(What to work on) Output the data below exactly, images excluded.

(Data entries)
►

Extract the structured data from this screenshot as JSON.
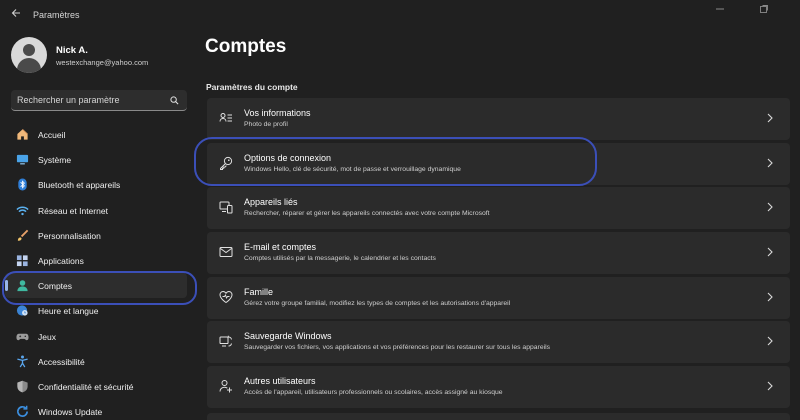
{
  "window": {
    "title": "Paramètres"
  },
  "user": {
    "name": "Nick A.",
    "email": "westexchange@yahoo.com"
  },
  "search": {
    "placeholder": "Rechercher un paramètre"
  },
  "nav": {
    "items": [
      {
        "label": "Accueil",
        "icon": "home-icon"
      },
      {
        "label": "Système",
        "icon": "monitor-icon"
      },
      {
        "label": "Bluetooth et appareils",
        "icon": "bluetooth-icon"
      },
      {
        "label": "Réseau et Internet",
        "icon": "wifi-icon"
      },
      {
        "label": "Personnalisation",
        "icon": "brush-icon"
      },
      {
        "label": "Applications",
        "icon": "apps-icon"
      },
      {
        "label": "Comptes",
        "icon": "person-icon",
        "selected": true
      },
      {
        "label": "Heure et langue",
        "icon": "clock-globe-icon"
      },
      {
        "label": "Jeux",
        "icon": "gamepad-icon"
      },
      {
        "label": "Accessibilité",
        "icon": "accessibility-icon"
      },
      {
        "label": "Confidentialité et sécurité",
        "icon": "shield-icon"
      },
      {
        "label": "Windows Update",
        "icon": "update-icon"
      }
    ]
  },
  "main": {
    "title": "Comptes",
    "section_title": "Paramètres du compte",
    "cards": [
      {
        "title": "Vos informations",
        "subtitle": "Photo de profil",
        "icon": "person-card-icon"
      },
      {
        "title": "Options de connexion",
        "subtitle": "Windows Hello, clé de sécurité, mot de passe et verrouillage dynamique",
        "icon": "key-icon"
      },
      {
        "title": "Appareils liés",
        "subtitle": "Rechercher, réparer et gérer les appareils connectés avec votre compte Microsoft",
        "icon": "devices-icon"
      },
      {
        "title": "E-mail et comptes",
        "subtitle": "Comptes utilisés par la messagerie, le calendrier et les contacts",
        "icon": "mail-icon"
      },
      {
        "title": "Famille",
        "subtitle": "Gérez votre groupe familial, modifiez les types de comptes et les autorisations d'appareil",
        "icon": "family-heart-icon"
      },
      {
        "title": "Sauvegarde Windows",
        "subtitle": "Sauvegarder vos fichiers, vos applications et vos préférences pour les restaurer sur tous les appareils",
        "icon": "backup-icon"
      },
      {
        "title": "Autres utilisateurs",
        "subtitle": "Accès de l'appareil, utilisateurs professionnels ou scolaires, accès assigné au kiosque",
        "icon": "add-user-icon"
      }
    ]
  },
  "colors": {
    "background": "#202020",
    "card": "#2b2b2b",
    "accent": "#9ab6e8",
    "highlight_annotation": "#3b4fb8"
  }
}
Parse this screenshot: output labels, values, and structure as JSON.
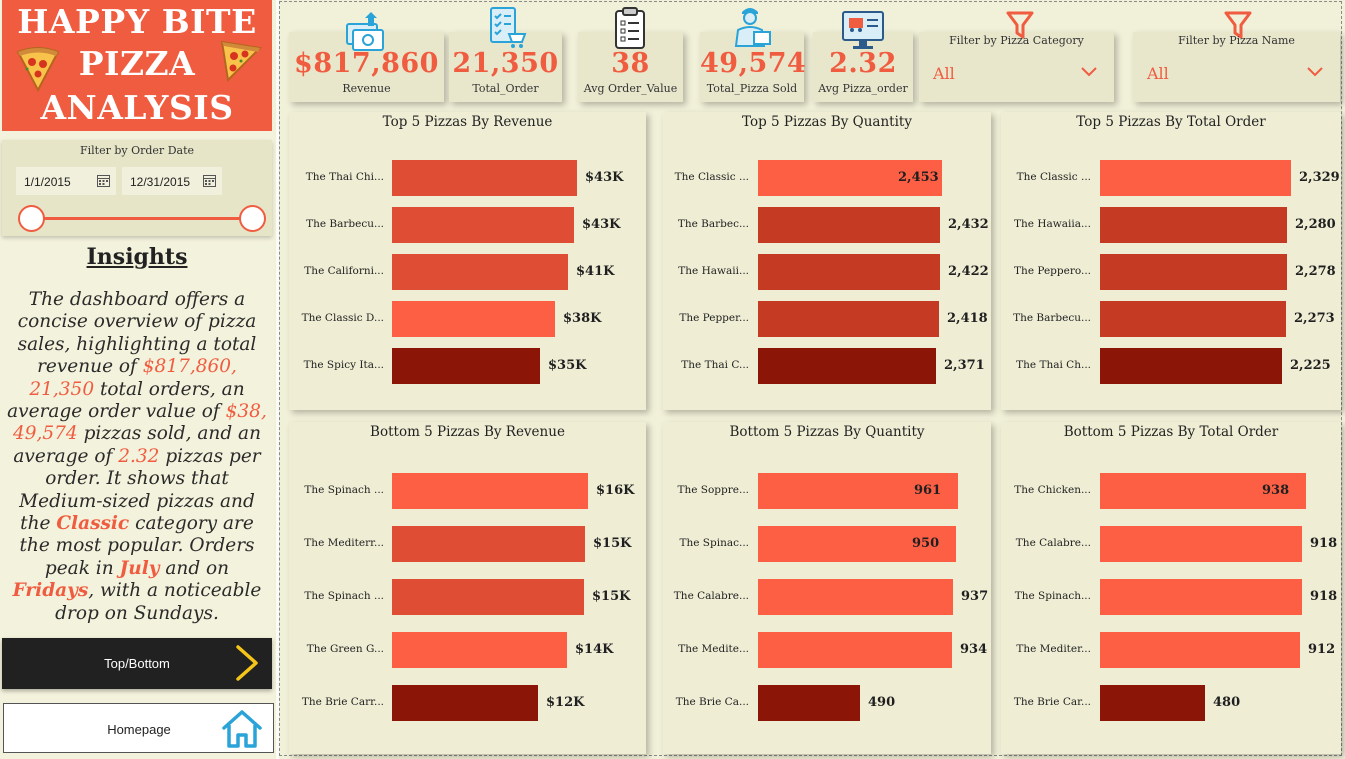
{
  "title": {
    "line1": "HAPPY BITE",
    "line2": "PIZZA",
    "line3": "ANALYSIS"
  },
  "date_filter": {
    "label": "Filter by Order Date",
    "start": "1/1/2015",
    "end": "12/31/2015"
  },
  "insights": {
    "title": "Insights",
    "p1": "The dashboard offers a concise overview of pizza sales, highlighting a total revenue of ",
    "v1": "$817,860, 21,350",
    "p2": " total orders, an average order value of ",
    "v2": "$38, 49,574",
    "p3": " pizzas sold, and an average of ",
    "v3": "2.32",
    "p4": " pizzas per order. It shows that Medium-sized pizzas and the ",
    "v4": "Classic",
    "p5": " category are the most popular. Orders peak in ",
    "v5": "July",
    "p6": " and on ",
    "v6": "Fridays",
    "p7": ", with a noticeable drop on Sundays."
  },
  "nav": {
    "topbottom": "Top/Bottom",
    "home": "Homepage"
  },
  "kpis": [
    {
      "value": "$817,860",
      "label": "Revenue",
      "icon": "money-icon"
    },
    {
      "value": "21,350",
      "label": "Total_Order",
      "icon": "cart-checklist-icon"
    },
    {
      "value": "38",
      "label": "Avg Order_Value",
      "icon": "clipboard-icon"
    },
    {
      "value": "49,574",
      "label": "Total_Pizza Sold",
      "icon": "delivery-person-icon"
    },
    {
      "value": "2.32",
      "label": "Avg Pizza_order",
      "icon": "online-order-icon"
    }
  ],
  "filters": [
    {
      "label": "Filter by Pizza Category",
      "value": "All"
    },
    {
      "label": "Filter by Pizza Name",
      "value": "All"
    }
  ],
  "colors": {
    "accent": "#f05c40",
    "bar_light": "#fd5f45",
    "bar_mid": "#e04d35",
    "bar_dark": "#c43a22",
    "bar_darkest": "#8b1506",
    "bg": "#f1f0d8"
  },
  "chart_data": [
    {
      "type": "bar",
      "title": "Top 5 Pizzas By Revenue",
      "categories": [
        "The Thai Chi...",
        "The Barbecu...",
        "The Californi...",
        "The Classic D...",
        "The Spicy Ita..."
      ],
      "values": [
        43434,
        42768,
        41410,
        38180,
        34831
      ],
      "value_labels": [
        "$43K",
        "$43K",
        "$41K",
        "$38K",
        "$35K"
      ]
    },
    {
      "type": "bar",
      "title": "Top 5 Pizzas By Quantity",
      "categories": [
        "The Classic ...",
        "The Barbec...",
        "The Hawaii...",
        "The Pepper...",
        "The Thai C..."
      ],
      "values": [
        2453,
        2432,
        2422,
        2418,
        2371
      ],
      "value_labels": [
        "2,453",
        "2,432",
        "2,422",
        "2,418",
        "2,371"
      ]
    },
    {
      "type": "bar",
      "title": "Top 5 Pizzas By Total Order",
      "categories": [
        "The Classic ...",
        "The Hawaiia...",
        "The Peppero...",
        "The Barbecu...",
        "The Thai Ch..."
      ],
      "values": [
        2329,
        2280,
        2278,
        2273,
        2225
      ],
      "value_labels": [
        "2,329",
        "2,280",
        "2,278",
        "2,273",
        "2,225"
      ]
    },
    {
      "type": "bar",
      "title": "Bottom 5 Pizzas By Revenue",
      "categories": [
        "The Spinach ...",
        "The Mediterr...",
        "The Spinach ...",
        "The Green G...",
        "The Brie Carr..."
      ],
      "values": [
        15596,
        15360,
        15277,
        13956,
        11589
      ],
      "value_labels": [
        "$16K",
        "$15K",
        "$15K",
        "$14K",
        "$12K"
      ]
    },
    {
      "type": "bar",
      "title": "Bottom 5 Pizzas By Quantity",
      "categories": [
        "The Soppre...",
        "The Spinac...",
        "The Calabre...",
        "The Medite...",
        "The Brie Ca..."
      ],
      "values": [
        961,
        950,
        937,
        934,
        490
      ],
      "value_labels": [
        "961",
        "950",
        "937",
        "934",
        "490"
      ]
    },
    {
      "type": "bar",
      "title": "Bottom 5 Pizzas By Total Order",
      "categories": [
        "The Chicken...",
        "The Calabre...",
        "The Spinach...",
        "The Mediter...",
        "The Brie Car..."
      ],
      "values": [
        938,
        918,
        918,
        912,
        480
      ],
      "value_labels": [
        "938",
        "918",
        "918",
        "912",
        "480"
      ]
    }
  ]
}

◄

(Written solution)
Extract the structured data from this screenshot as JSON.
{
  "window": {
    "title": "Paramètres"
  },
  "user": {
    "name": "Nick A.",
    "email": "westexchange@yahoo.com"
  },
  "search": {
    "placeholder": "Rechercher un paramètre"
  },
  "nav": {
    "items": [
      {
        "label": "Accueil",
        "icon": "home-icon"
      },
      {
        "label": "Système",
        "icon": "monitor-icon"
      },
      {
        "label": "Bluetooth et appareils",
        "icon": "bluetooth-icon"
      },
      {
        "label": "Réseau et Internet",
        "icon": "wifi-icon"
      },
      {
        "label": "Personnalisation",
        "icon": "brush-icon"
      },
      {
        "label": "Applications",
        "icon": "apps-icon"
      },
      {
        "label": "Comptes",
        "icon": "person-icon",
        "selected": true
      },
      {
        "label": "Heure et langue",
        "icon": "clock-globe-icon"
      },
      {
        "label": "Jeux",
        "icon": "gamepad-icon"
      },
      {
        "label": "Accessibilité",
        "icon": "accessibility-icon"
      },
      {
        "label": "Confidentialité et sécurité",
        "icon": "shield-icon"
      },
      {
        "label": "Windows Update",
        "icon": "update-icon"
      }
    ]
  },
  "main": {
    "title": "Comptes",
    "section_title": "Paramètres du compte",
    "cards": [
      {
        "title": "Vos informations",
        "subtitle": "Photo de profil",
        "icon": "person-card-icon"
      },
      {
        "title": "Options de connexion",
        "subtitle": "Windows Hello, clé de sécurité, mot de passe et verrouillage dynamique",
        "icon": "key-icon"
      },
      {
        "title": "Appareils liés",
        "subtitle": "Rechercher, réparer et gérer les appareils connectés avec votre compte Microsoft",
        "icon": "devices-icon"
      },
      {
        "title": "E-mail et comptes",
        "subtitle": "Comptes utilisés par la messagerie, le calendrier et les contacts",
        "icon": "mail-icon"
      },
      {
        "title": "Famille",
        "subtitle": "Gérez votre groupe familial, modifiez les types de comptes et les autorisations d'appareil",
        "icon": "family-heart-icon"
      },
      {
        "title": "Sauvegarde Windows",
        "subtitle": "Sauvegarder vos fichiers, vos applications et vos préférences pour les restaurer sur tous les appareils",
        "icon": "backup-icon"
      },
      {
        "title": "Autres utilisateurs",
        "subtitle": "Accès de l'appareil, utilisateurs professionnels ou scolaires, accès assigné au kiosque",
        "icon": "add-user-icon"
      }
    ]
  },
  "colors": {
    "background": "#202020",
    "card": "#2b2b2b",
    "accent": "#9ab6e8",
    "highlight_annotation": "#3b4fb8"
  }
}
Parse this screenshot: output labels, values, and structure as JSON.
{
  "title": {
    "line1": "HAPPY BITE",
    "line2": "PIZZA",
    "line3": "ANALYSIS"
  },
  "date_filter": {
    "label": "Filter by Order Date",
    "start": "1/1/2015",
    "end": "12/31/2015"
  },
  "insights": {
    "title": "Insights",
    "p1": "The dashboard offers a concise overview of pizza sales, highlighting a total revenue of ",
    "v1": "$817,860, 21,350",
    "p2": " total orders, an average order value of ",
    "v2": "$38, 49,574",
    "p3": " pizzas sold, and an average of ",
    "v3": "2.32",
    "p4": " pizzas per order. It shows that Medium-sized pizzas and the ",
    "v4": "Classic",
    "p5": " category are the most popular. Orders peak in ",
    "v5": "July",
    "p6": " and on ",
    "v6": "Fridays",
    "p7": ", with a noticeable drop on Sundays."
  },
  "nav": {
    "topbottom": "Top/Bottom",
    "home": "Homepage"
  },
  "kpis": [
    {
      "value": "$817,860",
      "label": "Revenue",
      "icon": "money-icon"
    },
    {
      "value": "21,350",
      "label": "Total_Order",
      "icon": "cart-checklist-icon"
    },
    {
      "value": "38",
      "label": "Avg Order_Value",
      "icon": "clipboard-icon"
    },
    {
      "value": "49,574",
      "label": "Total_Pizza Sold",
      "icon": "delivery-person-icon"
    },
    {
      "value": "2.32",
      "label": "Avg Pizza_order",
      "icon": "online-order-icon"
    }
  ],
  "filters": [
    {
      "label": "Filter by Pizza Category",
      "value": "All"
    },
    {
      "label": "Filter by Pizza Name",
      "value": "All"
    }
  ],
  "colors": {
    "accent": "#f05c40",
    "bar_light": "#fd5f45",
    "bar_mid": "#e04d35",
    "bar_dark": "#c43a22",
    "bar_darkest": "#8b1506",
    "bg": "#f1f0d8"
  },
  "chart_data": [
    {
      "type": "bar",
      "title": "Top 5 Pizzas By Revenue",
      "categories": [
        "The Thai Chi...",
        "The Barbecu...",
        "The Californi...",
        "The Classic D...",
        "The Spicy Ita..."
      ],
      "values": [
        43434,
        42768,
        41410,
        38180,
        34831
      ],
      "value_labels": [
        "$43K",
        "$43K",
        "$41K",
        "$38K",
        "$35K"
      ]
    },
    {
      "type": "bar",
      "title": "Top 5 Pizzas By Quantity",
      "categories": [
        "The Classic ...",
        "The Barbec...",
        "The Hawaii...",
        "The Pepper...",
        "The Thai C..."
      ],
      "values": [
        2453,
        2432,
        2422,
        2418,
        2371
      ],
      "value_labels": [
        "2,453",
        "2,432",
        "2,422",
        "2,418",
        "2,371"
      ]
    },
    {
      "type": "bar",
      "title": "Top 5 Pizzas By Total Order",
      "categories": [
        "The Classic ...",
        "The Hawaiia...",
        "The Peppero...",
        "The Barbecu...",
        "The Thai Ch..."
      ],
      "values": [
        2329,
        2280,
        2278,
        2273,
        2225
      ],
      "value_labels": [
        "2,329",
        "2,280",
        "2,278",
        "2,273",
        "2,225"
      ]
    },
    {
      "type": "bar",
      "title": "Bottom 5 Pizzas By Revenue",
      "categories": [
        "The Spinach ...",
        "The Mediterr...",
        "The Spinach ...",
        "The Green G...",
        "The Brie Carr..."
      ],
      "values": [
        15596,
        15360,
        15277,
        13956,
        11589
      ],
      "value_labels": [
        "$16K",
        "$15K",
        "$15K",
        "$14K",
        "$12K"
      ]
    },
    {
      "type": "bar",
      "title": "Bottom 5 Pizzas By Quantity",
      "categories": [
        "The Soppre...",
        "The Spinac...",
        "The Calabre...",
        "The Medite...",
        "The Brie Ca..."
      ],
      "values": [
        961,
        950,
        937,
        934,
        490
      ],
      "value_labels": [
        "961",
        "950",
        "937",
        "934",
        "490"
      ]
    },
    {
      "type": "bar",
      "title": "Bottom 5 Pizzas By Total Order",
      "categories": [
        "The Chicken...",
        "The Calabre...",
        "The Spinach...",
        "The Mediter...",
        "The Brie Car..."
      ],
      "values": [
        938,
        918,
        918,
        912,
        480
      ],
      "value_labels": [
        "938",
        "918",
        "918",
        "912",
        "480"
      ]
    }
  ]
}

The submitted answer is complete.